[Work to complete] Wherever a line in the records contains the word "JSON", return that line.

[Interface dataset entries]
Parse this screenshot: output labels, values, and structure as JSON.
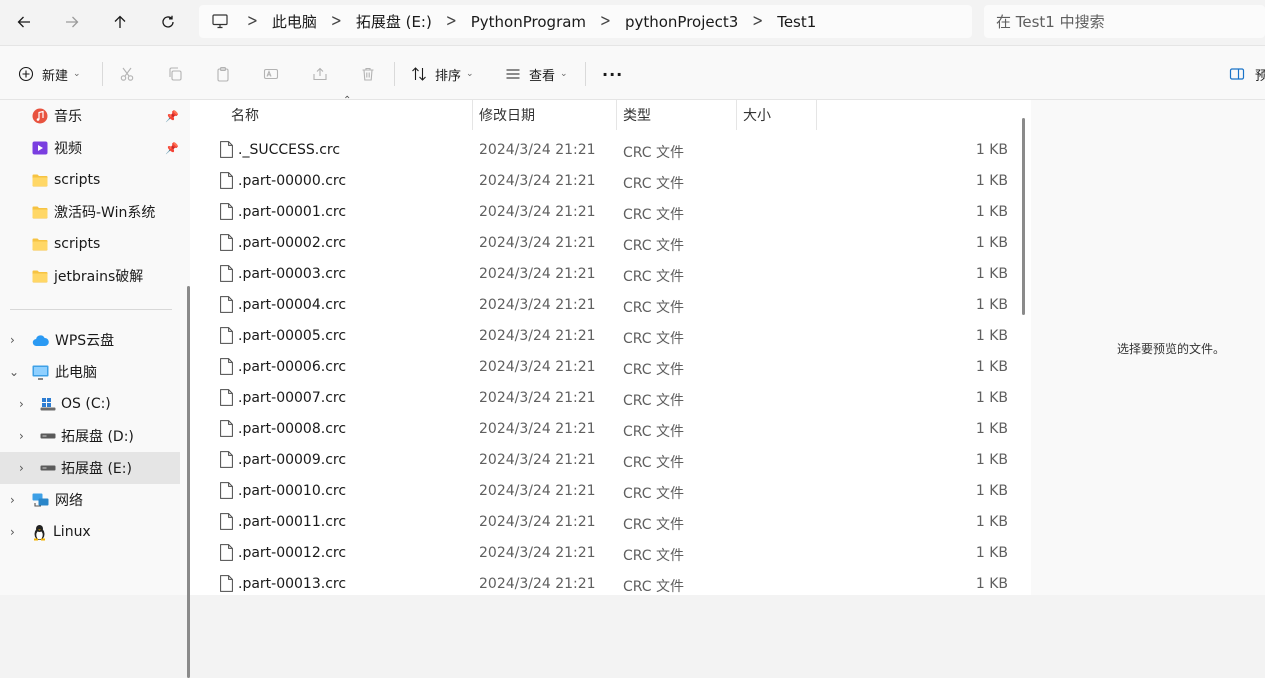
{
  "nav": {
    "back_icon": "arrow-left-icon",
    "forward_icon": "arrow-right-icon",
    "up_icon": "arrow-up-icon",
    "refresh_icon": "refresh-icon"
  },
  "address": {
    "icon": "computer-icon",
    "crumbs": [
      "此电脑",
      "拓展盘 (E:)",
      "PythonProgram",
      "pythonProject3",
      "Test1"
    ]
  },
  "search": {
    "placeholder": "在 Test1 中搜索"
  },
  "toolbar": {
    "new_label": "新建",
    "sort_label": "排序",
    "view_label": "查看",
    "more_label": "···",
    "preview_label": "预"
  },
  "sidebar": {
    "quick": [
      {
        "label": "音乐",
        "icon": "music-icon",
        "pinned": true
      },
      {
        "label": "视频",
        "icon": "video-icon",
        "pinned": true
      },
      {
        "label": "scripts",
        "icon": "folder-icon",
        "pinned": false
      },
      {
        "label": "激活码-Win系统",
        "icon": "folder-icon",
        "pinned": false
      },
      {
        "label": "scripts",
        "icon": "folder-icon",
        "pinned": false
      },
      {
        "label": "jetbrains破解",
        "icon": "folder-icon",
        "pinned": false
      }
    ],
    "tree": [
      {
        "label": "WPS云盘",
        "icon": "cloud-icon",
        "expanded": false,
        "level": 0,
        "selected": false
      },
      {
        "label": "此电脑",
        "icon": "computer-icon",
        "expanded": true,
        "level": 0,
        "selected": false
      },
      {
        "label": "OS (C:)",
        "icon": "windows-drive-icon",
        "expanded": false,
        "level": 1,
        "selected": false
      },
      {
        "label": "拓展盘 (D:)",
        "icon": "drive-icon",
        "expanded": false,
        "level": 1,
        "selected": false
      },
      {
        "label": "拓展盘 (E:)",
        "icon": "drive-icon",
        "expanded": false,
        "level": 1,
        "selected": true
      },
      {
        "label": "网络",
        "icon": "network-icon",
        "expanded": false,
        "level": 0,
        "selected": false
      },
      {
        "label": "Linux",
        "icon": "linux-icon",
        "expanded": false,
        "level": 0,
        "selected": false
      }
    ]
  },
  "columns": {
    "name": "名称",
    "date": "修改日期",
    "type": "类型",
    "size": "大小"
  },
  "files": [
    {
      "name": "._SUCCESS.crc",
      "date": "2024/3/24 21:21",
      "type": "CRC 文件",
      "size": "1 KB"
    },
    {
      "name": ".part-00000.crc",
      "date": "2024/3/24 21:21",
      "type": "CRC 文件",
      "size": "1 KB"
    },
    {
      "name": ".part-00001.crc",
      "date": "2024/3/24 21:21",
      "type": "CRC 文件",
      "size": "1 KB"
    },
    {
      "name": ".part-00002.crc",
      "date": "2024/3/24 21:21",
      "type": "CRC 文件",
      "size": "1 KB"
    },
    {
      "name": ".part-00003.crc",
      "date": "2024/3/24 21:21",
      "type": "CRC 文件",
      "size": "1 KB"
    },
    {
      "name": ".part-00004.crc",
      "date": "2024/3/24 21:21",
      "type": "CRC 文件",
      "size": "1 KB"
    },
    {
      "name": ".part-00005.crc",
      "date": "2024/3/24 21:21",
      "type": "CRC 文件",
      "size": "1 KB"
    },
    {
      "name": ".part-00006.crc",
      "date": "2024/3/24 21:21",
      "type": "CRC 文件",
      "size": "1 KB"
    },
    {
      "name": ".part-00007.crc",
      "date": "2024/3/24 21:21",
      "type": "CRC 文件",
      "size": "1 KB"
    },
    {
      "name": ".part-00008.crc",
      "date": "2024/3/24 21:21",
      "type": "CRC 文件",
      "size": "1 KB"
    },
    {
      "name": ".part-00009.crc",
      "date": "2024/3/24 21:21",
      "type": "CRC 文件",
      "size": "1 KB"
    },
    {
      "name": ".part-00010.crc",
      "date": "2024/3/24 21:21",
      "type": "CRC 文件",
      "size": "1 KB"
    },
    {
      "name": ".part-00011.crc",
      "date": "2024/3/24 21:21",
      "type": "CRC 文件",
      "size": "1 KB"
    },
    {
      "name": ".part-00012.crc",
      "date": "2024/3/24 21:21",
      "type": "CRC 文件",
      "size": "1 KB"
    },
    {
      "name": ".part-00013.crc",
      "date": "2024/3/24 21:21",
      "type": "CRC 文件",
      "size": "1 KB"
    }
  ],
  "preview": {
    "message": "选择要预览的文件。"
  },
  "colors": {
    "window_bg": "#f3f3f3",
    "content_bg": "#ffffff",
    "selected_bg": "#e5e5e5",
    "muted_text": "#5f5f5f",
    "folder_yellow": "#f6c343",
    "accent_blue": "#1a73c8"
  }
}
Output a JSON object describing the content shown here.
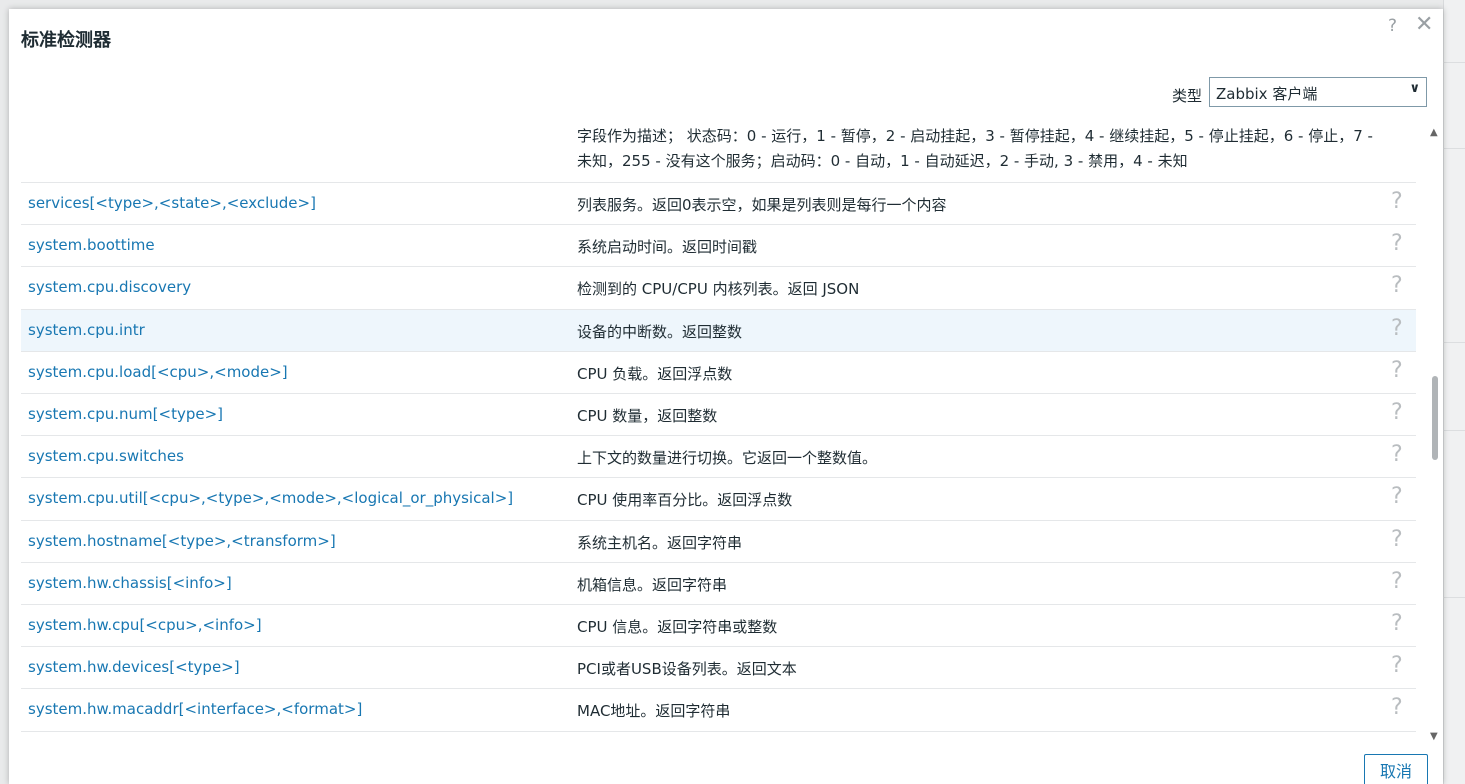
{
  "dialog": {
    "title": "标准检测器",
    "help_glyph": "?",
    "close_glyph": "✕",
    "type_label": "类型",
    "type_value": "Zabbix 客户端",
    "first_description": "字段作为描述； 状态码：0 - 运行，1 - 暂停，2 - 启动挂起，3 - 暂停挂起，4 - 继续挂起，5 - 停止挂起，6 - 停止，7 - 未知，255 - 没有这个服务；启动码：0 - 自动，1 - 自动延迟，2 - 手动, 3 - 禁用，4 - 未知",
    "cancel_label": "取消"
  },
  "items": [
    {
      "key": "services[<type>,<state>,<exclude>]",
      "description": "列表服务。返回0表示空，如果是列表则是每行一个内容",
      "help": "?"
    },
    {
      "key": "system.boottime",
      "description": "系统启动时间。返回时间戳",
      "help": "?"
    },
    {
      "key": "system.cpu.discovery",
      "description": "检测到的 CPU/CPU 内核列表。返回 JSON",
      "help": "?"
    },
    {
      "key": "system.cpu.intr",
      "description": "设备的中断数。返回整数",
      "help": "?"
    },
    {
      "key": "system.cpu.load[<cpu>,<mode>]",
      "description": "CPU 负载。返回浮点数",
      "help": "?"
    },
    {
      "key": "system.cpu.num[<type>]",
      "description": "CPU 数量，返回整数",
      "help": "?"
    },
    {
      "key": "system.cpu.switches",
      "description": "上下文的数量进行切换。它返回一个整数值。",
      "help": "?"
    },
    {
      "key": "system.cpu.util[<cpu>,<type>,<mode>,<logical_or_physical>]",
      "description": "CPU 使用率百分比。返回浮点数",
      "help": "?"
    },
    {
      "key": "system.hostname[<type>,<transform>]",
      "description": "系统主机名。返回字符串",
      "help": "?"
    },
    {
      "key": "system.hw.chassis[<info>]",
      "description": "机箱信息。返回字符串",
      "help": "?"
    },
    {
      "key": "system.hw.cpu[<cpu>,<info>]",
      "description": "CPU 信息。返回字符串或整数",
      "help": "?"
    },
    {
      "key": "system.hw.devices[<type>]",
      "description": "PCI或者USB设备列表。返回文本",
      "help": "?"
    },
    {
      "key": "system.hw.macaddr[<interface>,<format>]",
      "description": "MAC地址。返回字符串",
      "help": "?"
    }
  ],
  "highlighted_row": 3,
  "colors": {
    "link": "#1877b2",
    "highlight": "#eef6fc"
  }
}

[Answer space]
Parse this screenshot: output labels, values, and structure as JSON.
Output a JSON object describing the content shown here.
      "description": "检测到的 CPU/CPU 内核列表。返回 JSON",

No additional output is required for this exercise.